======== Data for this exercise ========
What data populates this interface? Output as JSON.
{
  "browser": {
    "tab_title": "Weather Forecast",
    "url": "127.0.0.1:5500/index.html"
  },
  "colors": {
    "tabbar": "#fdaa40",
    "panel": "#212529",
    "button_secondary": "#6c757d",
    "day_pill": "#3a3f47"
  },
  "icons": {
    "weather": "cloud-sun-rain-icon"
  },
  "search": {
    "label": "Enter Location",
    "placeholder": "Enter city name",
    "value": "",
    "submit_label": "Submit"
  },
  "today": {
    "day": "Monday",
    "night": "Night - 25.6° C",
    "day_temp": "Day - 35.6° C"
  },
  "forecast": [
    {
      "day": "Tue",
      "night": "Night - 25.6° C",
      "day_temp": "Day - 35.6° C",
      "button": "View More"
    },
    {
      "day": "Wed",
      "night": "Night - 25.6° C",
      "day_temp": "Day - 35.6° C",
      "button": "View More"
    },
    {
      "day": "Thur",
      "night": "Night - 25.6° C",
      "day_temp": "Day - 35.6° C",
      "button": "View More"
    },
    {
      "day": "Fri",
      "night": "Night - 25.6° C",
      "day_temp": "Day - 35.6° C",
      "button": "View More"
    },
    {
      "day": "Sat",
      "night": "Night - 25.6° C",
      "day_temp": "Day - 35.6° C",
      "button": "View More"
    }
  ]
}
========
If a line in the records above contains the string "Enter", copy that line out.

    "label": "Enter Location",
    "placeholder": "Enter city name",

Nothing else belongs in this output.